2. Improvise, adapt, overcome.

I don’t know if “Heartbreak Ridge” started this phrase or not, but it certainly took root after the movie was released. Combat demands one be willing to improvise, adapt, and overcome, which the movie shows by having the platoon commander call for an airstrike via a collect phone call to Camp Lejeune (in real life that was an Army Ranger). To get to that level, one has to require that level of ingenuity every day, even if it just means forcing one’s people to figure out what t-shirt the gunny is going to wear to PT.

3. Realistic training is essential.

Even when your PT (or a Hollywood filmmaker’s imagination) takes you through the famous scrub-brush and desert terrain of Camp Lejeune, you can still keep a sense of realism by shooting at your men with an AK-47 when they don’t expect it. Shoot at them enough, and eventually, they’ll be okay with it. It may be a little riskier, and may even get you in trouble with your superiors, but realistic training will keep your people alive in combat.

4. Take pride in your appearance.
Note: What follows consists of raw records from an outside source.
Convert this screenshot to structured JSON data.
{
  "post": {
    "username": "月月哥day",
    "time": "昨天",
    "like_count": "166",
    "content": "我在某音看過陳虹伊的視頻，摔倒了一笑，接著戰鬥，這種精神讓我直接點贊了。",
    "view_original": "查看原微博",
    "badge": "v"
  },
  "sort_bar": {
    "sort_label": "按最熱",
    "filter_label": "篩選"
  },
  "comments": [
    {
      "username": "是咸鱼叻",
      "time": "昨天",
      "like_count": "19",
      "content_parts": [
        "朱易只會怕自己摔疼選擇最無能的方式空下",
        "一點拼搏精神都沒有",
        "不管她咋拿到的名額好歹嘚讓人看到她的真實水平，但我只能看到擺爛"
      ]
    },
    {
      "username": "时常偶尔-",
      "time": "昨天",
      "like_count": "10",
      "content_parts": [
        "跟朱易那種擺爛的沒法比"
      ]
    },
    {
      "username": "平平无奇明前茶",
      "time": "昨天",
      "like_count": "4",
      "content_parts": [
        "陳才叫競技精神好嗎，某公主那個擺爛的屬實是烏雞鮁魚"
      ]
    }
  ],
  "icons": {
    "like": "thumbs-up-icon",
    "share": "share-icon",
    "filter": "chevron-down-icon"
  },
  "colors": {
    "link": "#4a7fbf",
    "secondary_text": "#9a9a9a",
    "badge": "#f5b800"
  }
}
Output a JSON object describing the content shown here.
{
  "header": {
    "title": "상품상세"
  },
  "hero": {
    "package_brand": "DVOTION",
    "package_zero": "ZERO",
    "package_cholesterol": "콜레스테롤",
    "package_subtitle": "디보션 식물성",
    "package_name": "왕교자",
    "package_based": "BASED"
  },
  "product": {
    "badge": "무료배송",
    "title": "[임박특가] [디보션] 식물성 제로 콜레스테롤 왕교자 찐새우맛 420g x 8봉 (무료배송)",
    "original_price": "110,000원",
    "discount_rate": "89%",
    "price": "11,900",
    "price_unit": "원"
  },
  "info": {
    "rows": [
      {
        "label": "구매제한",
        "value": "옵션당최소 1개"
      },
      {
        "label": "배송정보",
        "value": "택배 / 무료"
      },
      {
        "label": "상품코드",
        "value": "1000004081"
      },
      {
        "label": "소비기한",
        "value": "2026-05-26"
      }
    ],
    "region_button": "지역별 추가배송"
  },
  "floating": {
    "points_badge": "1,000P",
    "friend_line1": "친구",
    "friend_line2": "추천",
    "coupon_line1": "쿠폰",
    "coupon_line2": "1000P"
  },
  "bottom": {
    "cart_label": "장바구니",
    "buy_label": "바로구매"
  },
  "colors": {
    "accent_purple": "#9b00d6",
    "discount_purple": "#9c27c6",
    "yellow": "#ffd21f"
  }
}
At one point, Highway tells his men, “When you start looking like Marines, you’ll start feeling like Marines, and pretty soon, God dammit, you’ll start acting like Marines.” This is probably the most true thing anyone has ever said. Oftentimes, taking care of uniform issues and cleanliness is perceived as administrivia. In reality, it’s one of the biggest things that distinguish bad units and organizations from great ones, both in and out of the military.

Of note, “Heartbreak Ridge” was also very forward thinking environmentally for the time. As Highway stomps on a Marine’s non-regulation sunglasses, he informs the Devildog that “You shouldn’t litter, Fagetti, it’s ecologically unsound.” Don’t litter. It’s bad for the planet.

5. Stick up for your friends.

Even if they are only your friends because they are the only other Marines there, it’s worth it. It may mean fighting for them. It may mean just taking care of them, but you have to ensure that your people are okay, because hopefully, they’d do the same for you. This is especially true when it comes to dealing with locals in sketchy bars in Jacksonville, North Carolina.

6. Don’t give the prick the satisfaction.

Sometimes there is no high-minded or lofty motivation to give people. Sometimes it all comes down to pride. Whether it’s a prick major from supply making you PT until you drop, or just the world in general telling you you’re not good enough, never let them know they’ve beaten you. That’s as true in battle as in life.